Segment Start: MATERIAL SUPPLIED
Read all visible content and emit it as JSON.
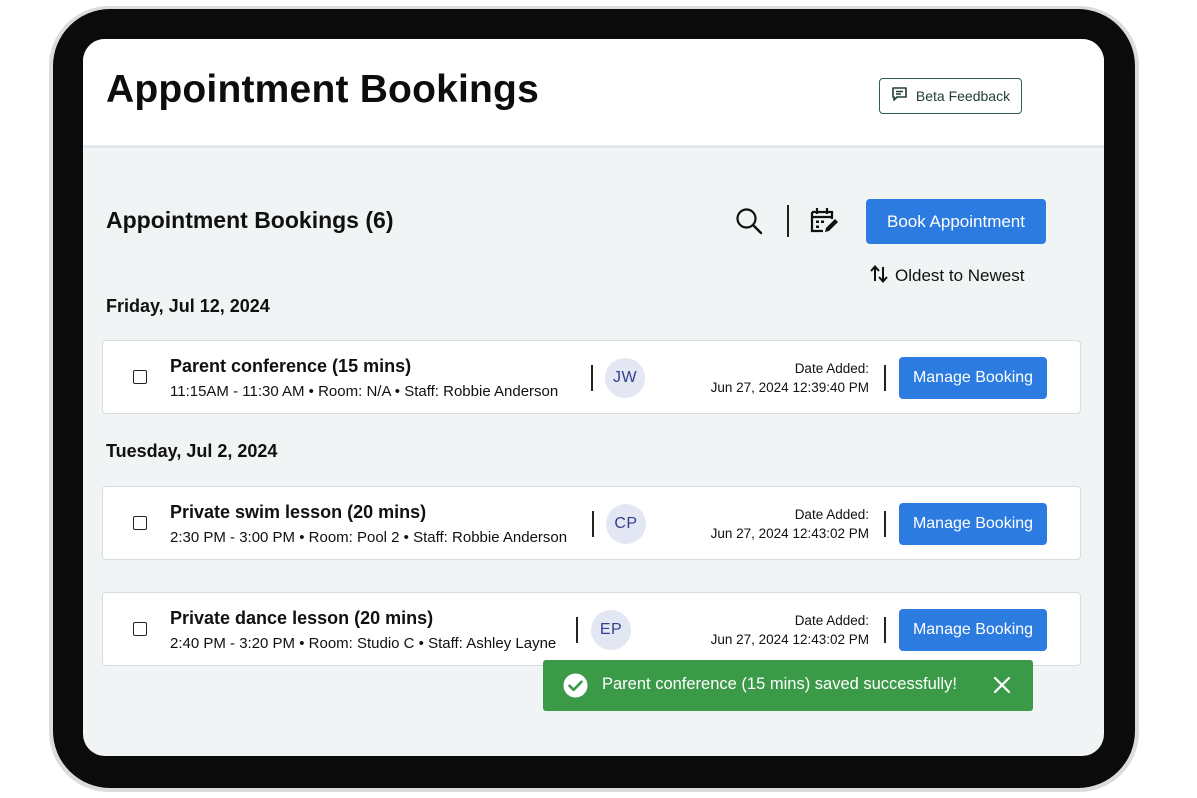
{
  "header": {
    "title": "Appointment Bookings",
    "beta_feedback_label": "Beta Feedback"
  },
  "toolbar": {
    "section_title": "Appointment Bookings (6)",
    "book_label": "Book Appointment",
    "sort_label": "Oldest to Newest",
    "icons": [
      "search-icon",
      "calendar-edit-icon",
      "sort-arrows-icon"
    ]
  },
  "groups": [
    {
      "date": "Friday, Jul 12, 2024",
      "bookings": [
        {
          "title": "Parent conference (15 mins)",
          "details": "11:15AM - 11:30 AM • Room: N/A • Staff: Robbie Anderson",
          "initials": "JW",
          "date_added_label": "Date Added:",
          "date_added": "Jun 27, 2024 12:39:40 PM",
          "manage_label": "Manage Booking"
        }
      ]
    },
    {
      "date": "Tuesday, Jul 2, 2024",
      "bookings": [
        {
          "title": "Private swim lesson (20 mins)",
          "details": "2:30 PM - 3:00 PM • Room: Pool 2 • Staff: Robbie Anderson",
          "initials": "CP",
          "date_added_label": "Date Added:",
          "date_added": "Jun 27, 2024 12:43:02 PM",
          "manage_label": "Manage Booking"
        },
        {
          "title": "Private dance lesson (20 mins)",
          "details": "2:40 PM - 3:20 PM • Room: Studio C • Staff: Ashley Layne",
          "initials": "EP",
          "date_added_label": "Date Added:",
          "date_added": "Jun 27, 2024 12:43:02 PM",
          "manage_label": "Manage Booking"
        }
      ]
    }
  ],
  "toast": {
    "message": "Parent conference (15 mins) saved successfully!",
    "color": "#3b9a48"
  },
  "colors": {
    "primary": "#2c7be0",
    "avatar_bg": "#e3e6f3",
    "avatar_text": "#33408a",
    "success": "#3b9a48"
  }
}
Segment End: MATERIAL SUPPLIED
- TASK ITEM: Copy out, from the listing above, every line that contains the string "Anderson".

- REPLY:
          "details": "11:15AM - 11:30 AM • Room: N/A • Staff: Robbie Anderson",
          "details": "2:30 PM - 3:00 PM • Room: Pool 2 • Staff: Robbie Anderson",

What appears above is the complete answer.